Many people assume "deadbeat dads," men who aren't involved in their children's lives and pay little to no child support, are low-income earners. But a new study is busting this stereotype.
According to research by Robert Keefe, an associate professor at the University at Buffalo School of Social Work, low-income fathers are actually more involved with their children than ever before. In fact, 94 per cent of mothers interviewed between 1996 and 2011 say that their children’s fathers are “somewhat involved or highly involved with their families.”
“It's not fair to limit defining fatherhood involvement to economics when many of these dads are trying to be good fathers,” Keefe said. “Since all of the fathers in the study were low-income, their economic contributions might not be that great and because of that they're automatically thought of as any number of things we've heard, from deadbeat dads to just being uninvolved.”
Watch the video above to hear how low-income fathers are getting involved in their children’s lives.
Interestingly, a 2015 study published in the Journal of Marriage and Family found that low-income fathers contributed to their families by providing them with items rather than money for child support.
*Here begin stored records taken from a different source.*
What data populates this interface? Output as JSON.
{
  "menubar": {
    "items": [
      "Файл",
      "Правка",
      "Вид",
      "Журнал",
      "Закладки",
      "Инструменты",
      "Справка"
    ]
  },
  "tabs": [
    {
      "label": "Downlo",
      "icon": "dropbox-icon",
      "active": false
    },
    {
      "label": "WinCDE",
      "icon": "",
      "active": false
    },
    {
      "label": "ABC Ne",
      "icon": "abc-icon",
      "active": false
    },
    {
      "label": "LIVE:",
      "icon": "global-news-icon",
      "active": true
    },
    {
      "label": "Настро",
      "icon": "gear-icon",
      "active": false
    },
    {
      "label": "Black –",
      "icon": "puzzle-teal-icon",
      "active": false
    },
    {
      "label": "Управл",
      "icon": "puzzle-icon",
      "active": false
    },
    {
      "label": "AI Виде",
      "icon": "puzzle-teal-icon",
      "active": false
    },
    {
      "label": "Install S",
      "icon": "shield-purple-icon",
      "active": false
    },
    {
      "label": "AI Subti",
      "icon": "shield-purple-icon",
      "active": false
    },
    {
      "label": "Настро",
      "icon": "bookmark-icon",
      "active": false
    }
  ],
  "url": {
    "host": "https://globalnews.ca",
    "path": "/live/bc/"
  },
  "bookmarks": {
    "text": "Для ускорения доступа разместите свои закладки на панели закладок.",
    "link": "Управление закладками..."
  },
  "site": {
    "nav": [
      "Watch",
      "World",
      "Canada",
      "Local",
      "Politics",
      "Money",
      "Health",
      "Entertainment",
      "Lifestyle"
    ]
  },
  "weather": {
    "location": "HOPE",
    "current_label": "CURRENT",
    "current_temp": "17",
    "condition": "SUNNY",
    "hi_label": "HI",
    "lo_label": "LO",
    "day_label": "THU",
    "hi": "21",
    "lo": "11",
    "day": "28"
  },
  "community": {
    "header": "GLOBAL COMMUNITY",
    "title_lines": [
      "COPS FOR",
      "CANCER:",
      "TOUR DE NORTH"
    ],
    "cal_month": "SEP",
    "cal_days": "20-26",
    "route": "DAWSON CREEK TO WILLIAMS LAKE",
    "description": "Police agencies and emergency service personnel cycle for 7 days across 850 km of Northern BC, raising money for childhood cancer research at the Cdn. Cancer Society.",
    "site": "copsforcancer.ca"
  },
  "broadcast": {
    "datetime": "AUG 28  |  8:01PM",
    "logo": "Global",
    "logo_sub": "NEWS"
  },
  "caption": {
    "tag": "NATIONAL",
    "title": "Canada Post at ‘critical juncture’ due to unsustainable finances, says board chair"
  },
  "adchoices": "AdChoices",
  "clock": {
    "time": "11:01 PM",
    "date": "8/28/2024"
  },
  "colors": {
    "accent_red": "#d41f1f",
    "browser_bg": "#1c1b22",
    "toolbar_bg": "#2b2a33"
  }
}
This includes things such as baby products, clothes and school expenses and averaged to about $60 per month.
The study, which looked at over 350 low-income fathers across three U.S. cities, found that 46 per cent contributed to their families this way.
“The most disadvantaged dads end up looking like they’re completely distanced from their kids but they’re actually giving quite a lot,” said study author and sociologist Kathryn Edin. “I was really surprised by how much these disadvantaged guys, these truly marginally employed men, are putting all of this thought and what little resources they have into showing their children that they care.”